TASK DIRECTIONS: For each line below, check for "JSON"; give only the total of lines where it occurs.

Dataset rows describing interfaces:

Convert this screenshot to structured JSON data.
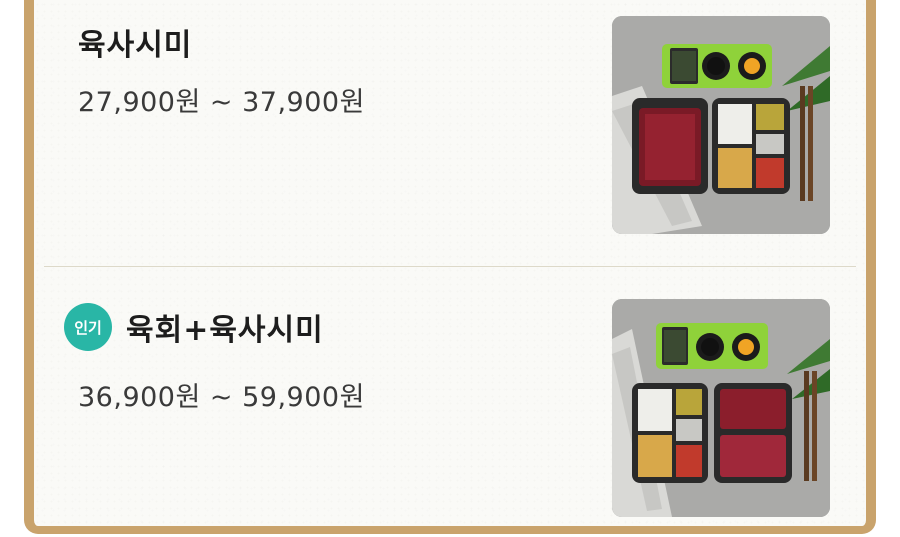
{
  "menu": {
    "items": [
      {
        "name": "육사시미",
        "price": "27,900원 ~ 37,900원",
        "badge": "",
        "photo_icon": "food-photo-yuksashimi"
      },
      {
        "name": "육회+육사시미",
        "price": "36,900원 ~ 59,900원",
        "badge": "인기",
        "photo_icon": "food-photo-yukhoe-yuksashimi"
      }
    ]
  },
  "colors": {
    "frame_border": "#c9a36c",
    "badge_bg": "#29b6a6",
    "background": "#fafaf7"
  }
}
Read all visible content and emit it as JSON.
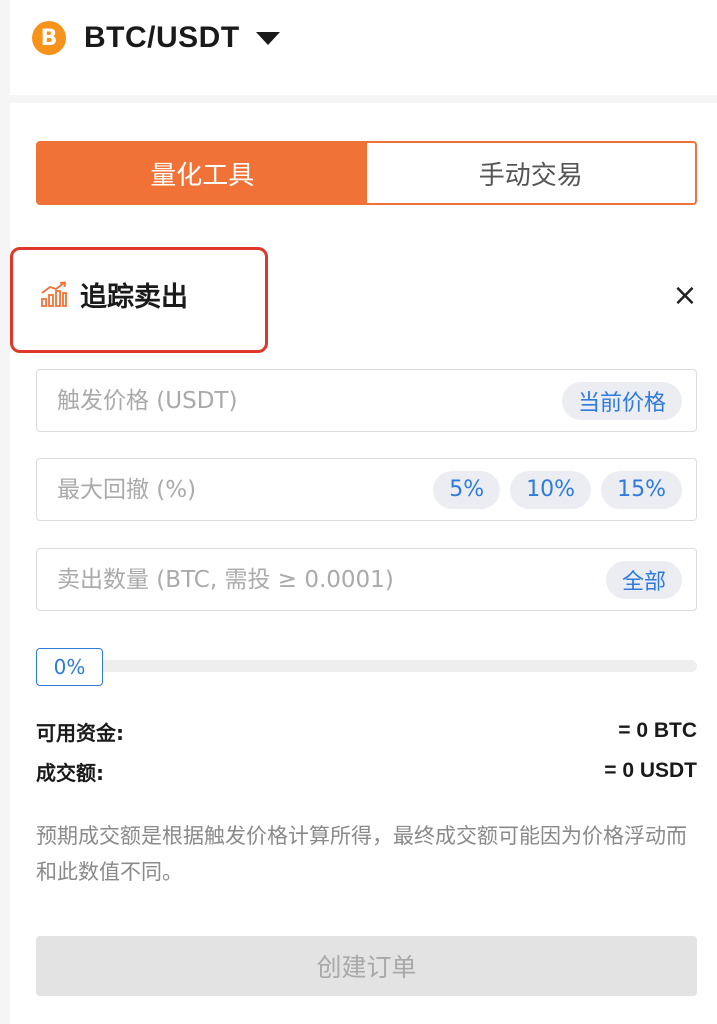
{
  "header": {
    "coin_symbol": "B",
    "pair": "BTC/USDT"
  },
  "tabs": [
    {
      "label": "量化工具",
      "active": true
    },
    {
      "label": "手动交易",
      "active": false
    }
  ],
  "section": {
    "title": "追踪卖出",
    "close": "×"
  },
  "fields": {
    "trigger_price": {
      "placeholder": "触发价格 (USDT)",
      "value": "",
      "button": "当前价格"
    },
    "max_drawdown": {
      "placeholder": "最大回撤 (%)",
      "value": "",
      "options": [
        "5%",
        "10%",
        "15%"
      ]
    },
    "sell_amount": {
      "placeholder": "卖出数量 (BTC, 需投 ≥ 0.0001)",
      "value": "",
      "button": "全部"
    }
  },
  "slider": {
    "label": "0%",
    "percent": 0
  },
  "info": {
    "available_label": "可用资金:",
    "available_value": "= 0 BTC",
    "turnover_label": "成交额:",
    "turnover_value": "= 0 USDT"
  },
  "notice": "预期成交额是根据触发价格计算所得，最终成交额可能因为价格浮动而和此数值不同。",
  "submit_label": "创建订单",
  "colors": {
    "accent": "#f07236",
    "link": "#2f7bdc",
    "coin": "#f7931a",
    "highlight": "#e0372b"
  }
}
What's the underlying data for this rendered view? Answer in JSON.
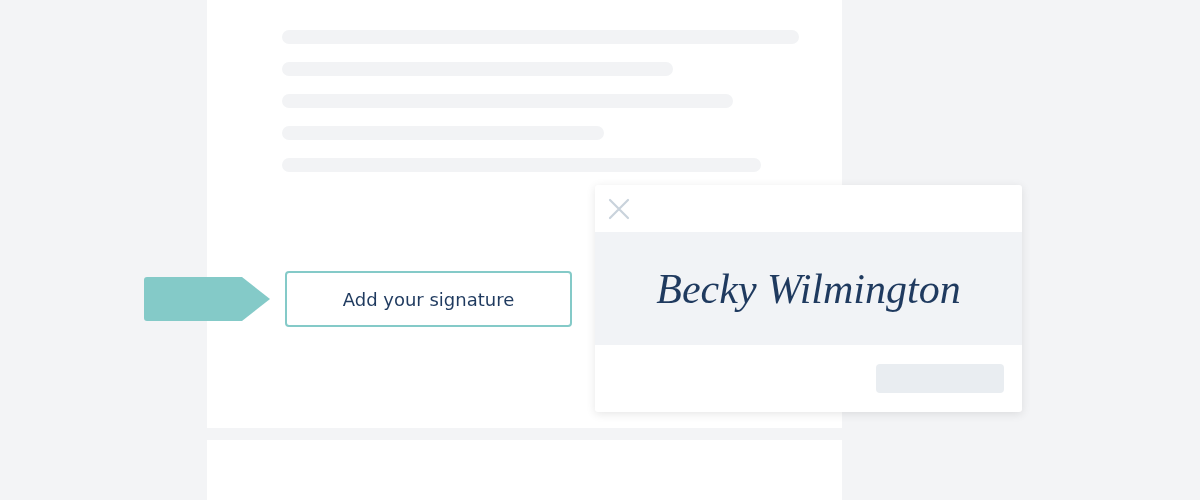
{
  "document": {
    "signature_button": {
      "label": "Add your signature"
    }
  },
  "signature_dialog": {
    "signature": "Becky Wilmington"
  }
}
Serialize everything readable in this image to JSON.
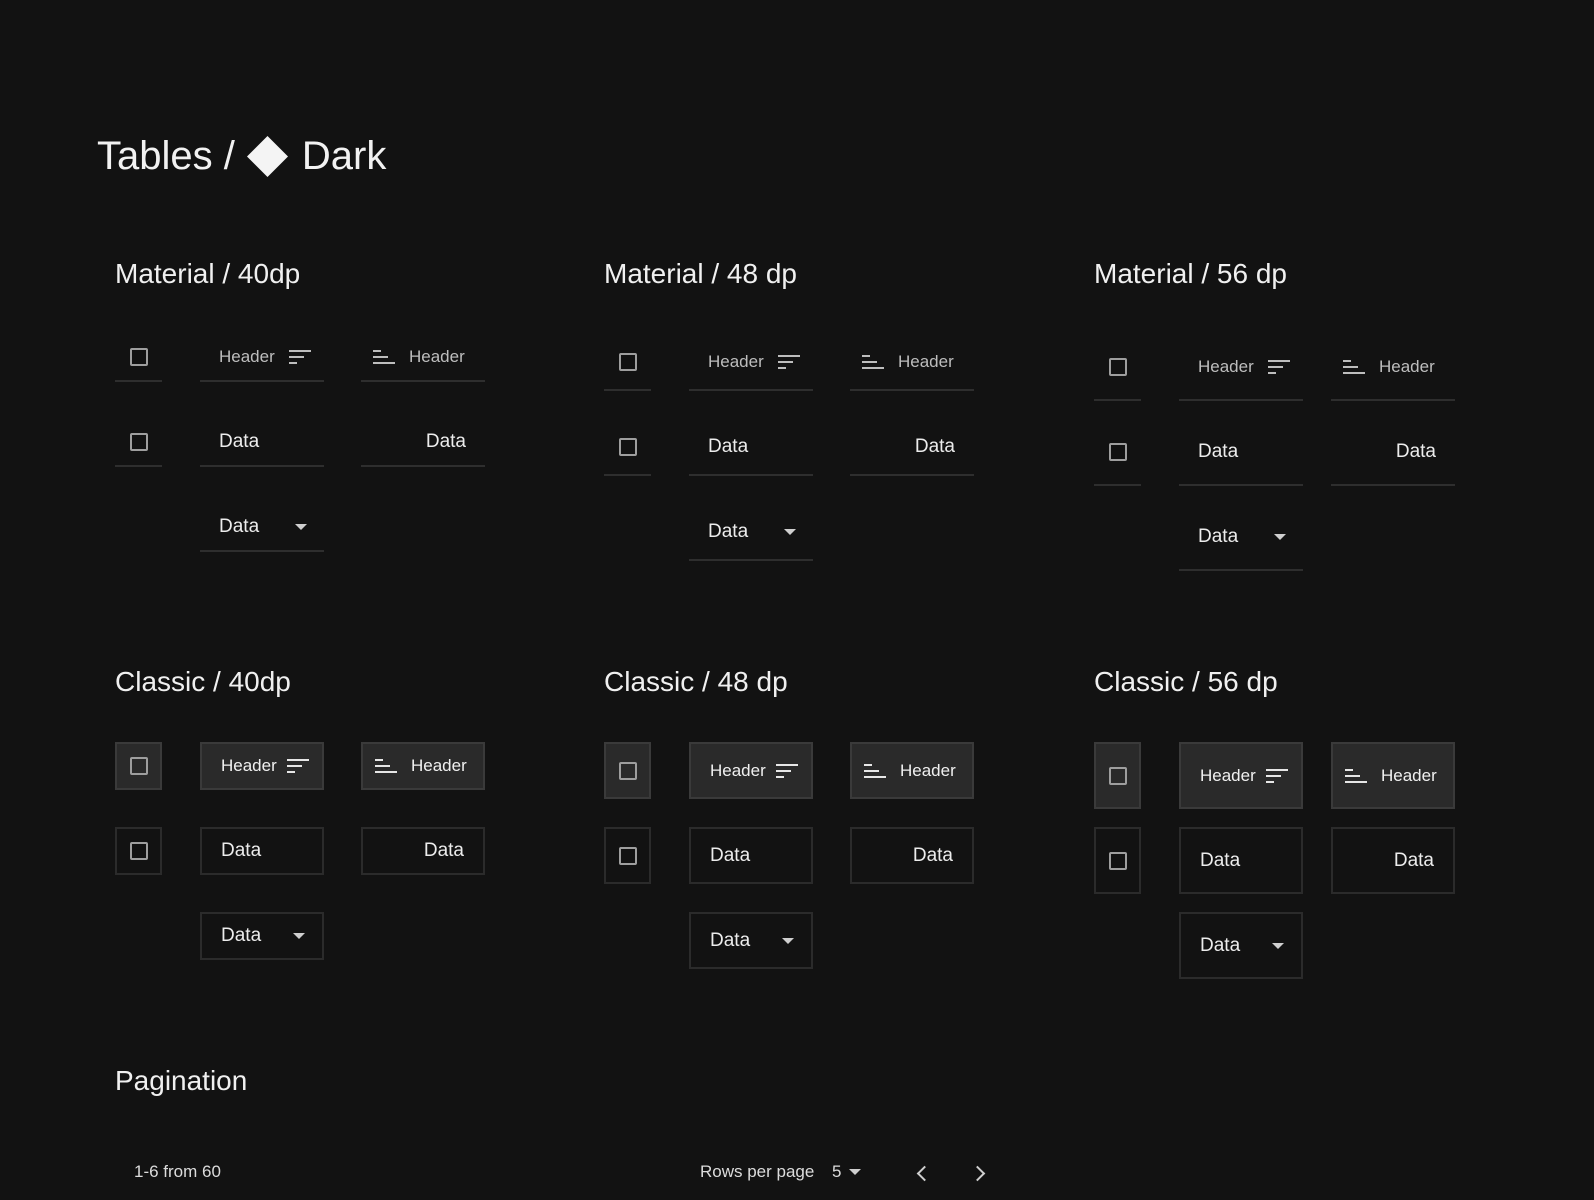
{
  "page": {
    "title_prefix": "Tables /",
    "title_suffix": "Dark"
  },
  "sections": {
    "material_40": {
      "title": "Material / 40dp"
    },
    "material_48": {
      "title": "Material / 48 dp"
    },
    "material_56": {
      "title": "Material / 56 dp"
    },
    "classic_40": {
      "title": "Classic / 40dp"
    },
    "classic_48": {
      "title": "Classic / 48 dp"
    },
    "classic_56": {
      "title": "Classic / 56 dp"
    },
    "pagination": {
      "title": "Pagination"
    }
  },
  "table": {
    "header_label": "Header",
    "data_label": "Data",
    "icons": {
      "header_sort_right": "sort-descending-icon",
      "header_sort_left": "sort-ascending-icon",
      "dropdown": "caret-down-icon",
      "checkbox": "checkbox-icon"
    }
  },
  "pagination": {
    "range_text": "1-6 from 60",
    "rows_per_page_label": "Rows per page",
    "rows_per_page_value": "5",
    "icons": {
      "prev": "chevron-left-icon",
      "next": "chevron-right-icon"
    }
  },
  "colors": {
    "background": "#121212",
    "text": "#ececec",
    "classic_header_bg": "#2a2a2a",
    "divider": "#2e2e2e"
  }
}
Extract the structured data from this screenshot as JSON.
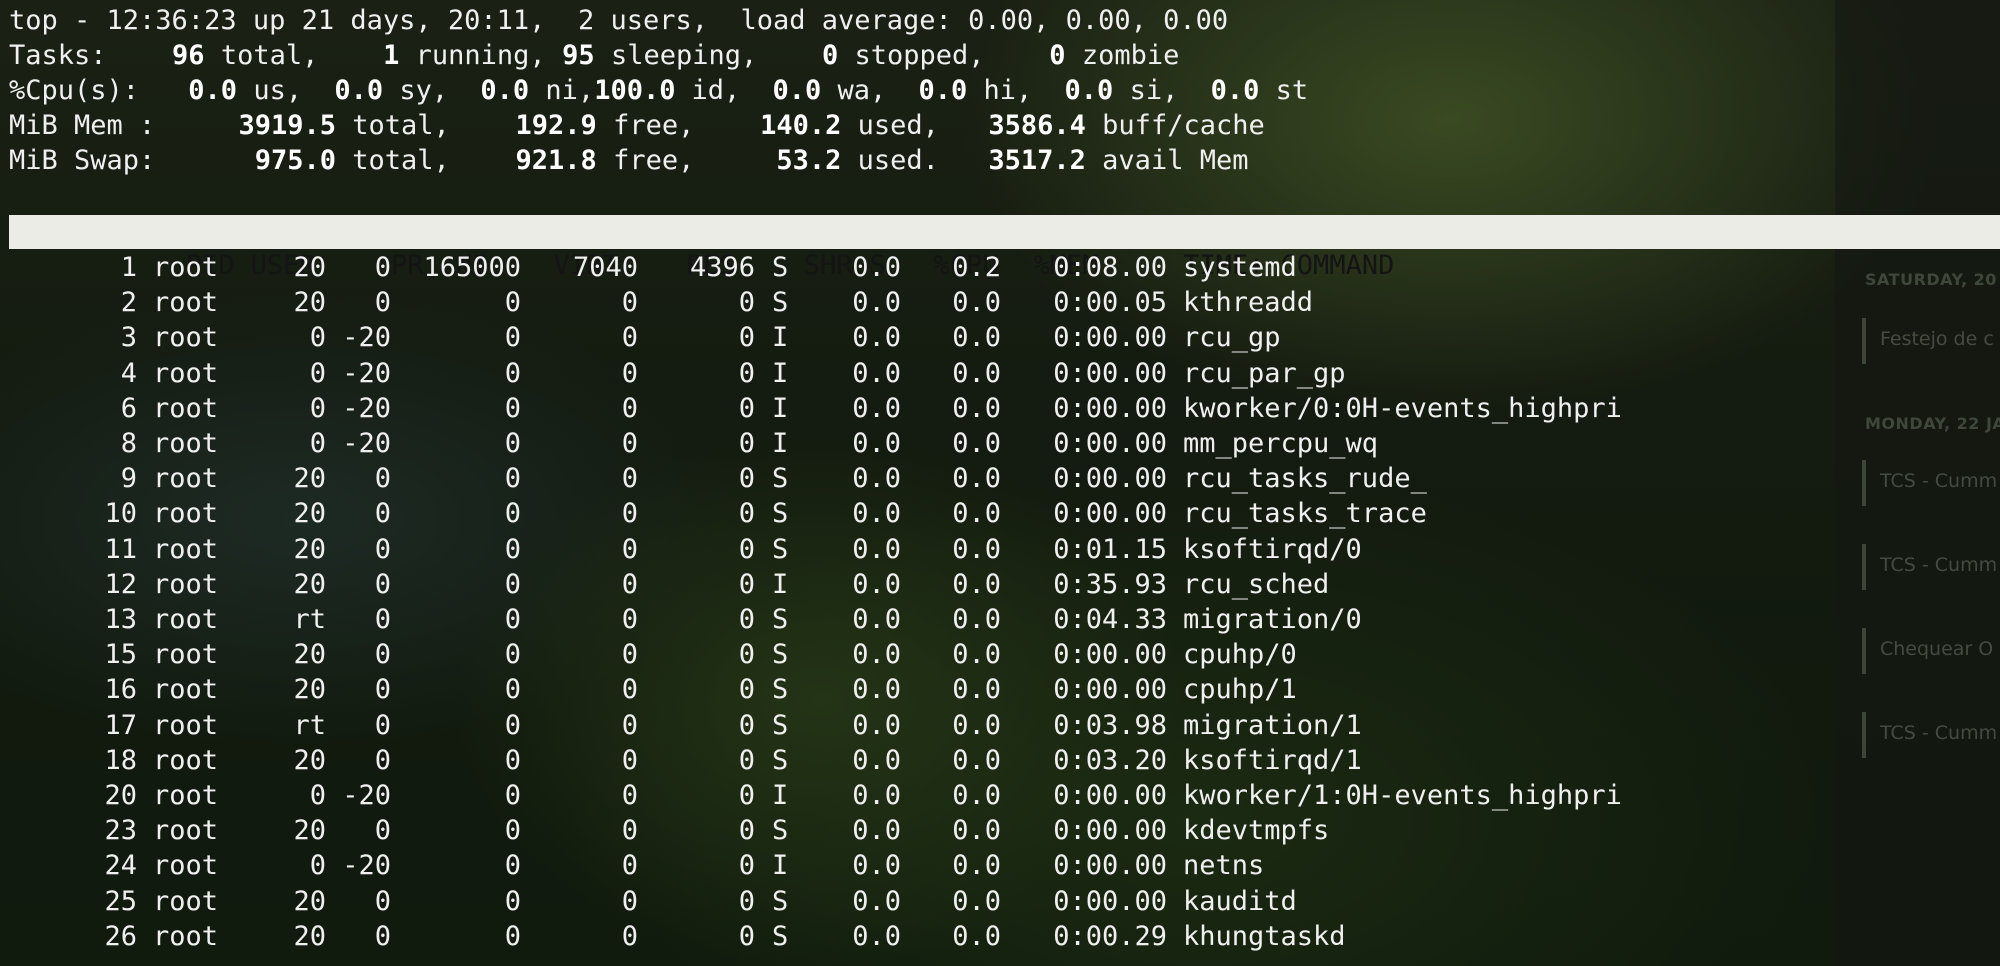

EXERCISE ANSWER: 5